The self-conscious blogger

I blog therefore I amBlogging makes me uncomfortable, but it’s a discomfort that interests me. It’s not the discomfort itself I find interesting (especially my own), but the experience of being a self in a public space, the self-consciousness that engenders, and the reflection that provokes on what it’s like to be a conscious self.

When I first started blogging, I didn’t feel self-conscious. I was probably too preoccupied with identifying and pursuing my subject matter. Within the first year, however, the idea of “the self-conscious blogger” started to appear regularly in my private journal. Why am I doing this? Should I be accomplishing something? How much should I care about not accomplishing what I only vaguely perceive as my intention?

Self-consciousness is usually associated with self-presentation: How am I perceived by others? How does that make me feel? I had no interest in blogging about my personal self, i.e., my private life. By the time I’d accumulated a year’s worth of posts, however, I could see that 1) my choice of subject matter revealed my interests and 2) what my interests conveyed was an incomplete picture of how I understood myself. Read more


Why the self?

As I mentioned in the last post, it was my personal experience of healthism that motivated me to start a previous blog. When I now ask myself why I want to start a blog on the self, I find multiple motivations.

I decided to write a few initial posts where I talk about this. I’m admittedly not aware of all that motivates me, but I should at least be able to reveal some of the personal prejudices I bring to the subject matter. As it turned out, the idea of a “few initial posts” got a bit out of hand, and I now have 24 “introductory” posts. To help you locate what might be of interest, I’ve summarized those posts below.

Washing hands

The self-conscious blogger
Blogging makes me uncomfortable, but it’s a discomfort I find interesting. To blog – to participate in social media — is to be a self in a public space. This creates self-consciousness and stimulates reflection on self-presentation. It turns out what I needed to do to alleviate my self-conscious discomfort about blogging was to acknowledge that learning in public is the best way for me to learn new things. That doesn’t make it any more comfortable, but – I tell myself – it’s only a blog.

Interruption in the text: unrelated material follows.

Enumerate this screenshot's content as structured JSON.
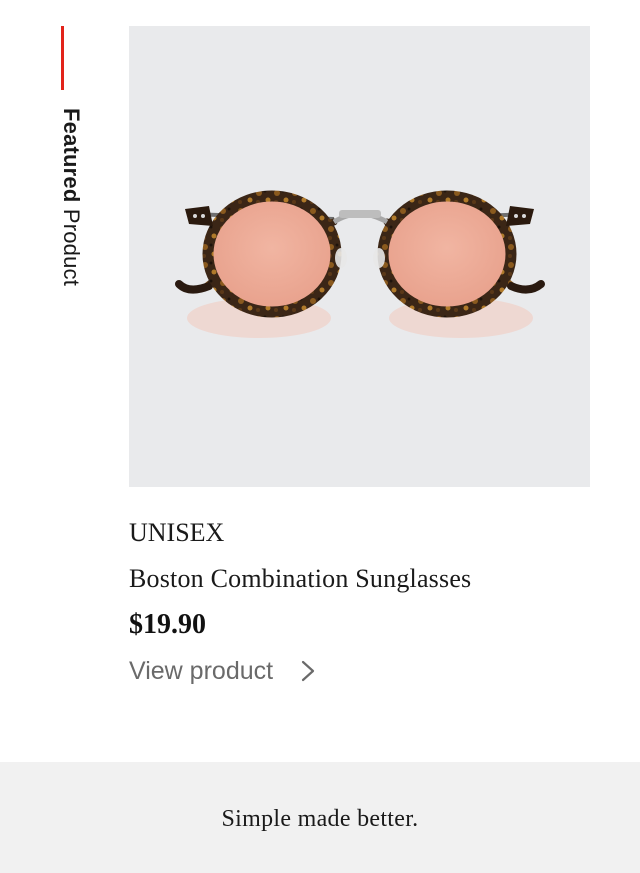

Learning in public
For me, writing is a way to pursue new interests and incorporate new knowledge – a type of active learning. As an ex-academic, however, am I willing to be seen learning in public — warts, insufficiencies, and all? After considerable initial hesitation, I’ve changed my mind about this. Read more


Starting a new blog

Century of the SelfWhen I started the Health Culture blog in 2008, I was interested in the question Why was there such an increase in health consciousness (healthism) in the last quarter of the 20th century? I had a personal interest in that question because, in retrospect, I could see that healthism had had an impact on my own life.

I ended up writing mainly about external influences on attitudes towards health: an increased emphasis on risk that proved an irresistibly lucrative opportunity for pharma and other financial interests; neoliberal ideas in the 1980s that created an economic and political climate conducive to holding individuals personally responsible for their health.

I doubt, however, that healthism happened solely in response to external influences. We don’t all of a sudden turn into a herd of sheep just because direct-to-consumer ads proliferate or neoliberal policies prevail (you may respectfully disagree, of course). Those of us in advanced Western countries must have been ready and willing to believe we were personally responsible for our health and therefore obligated to adopt healthy lifestyles. Read more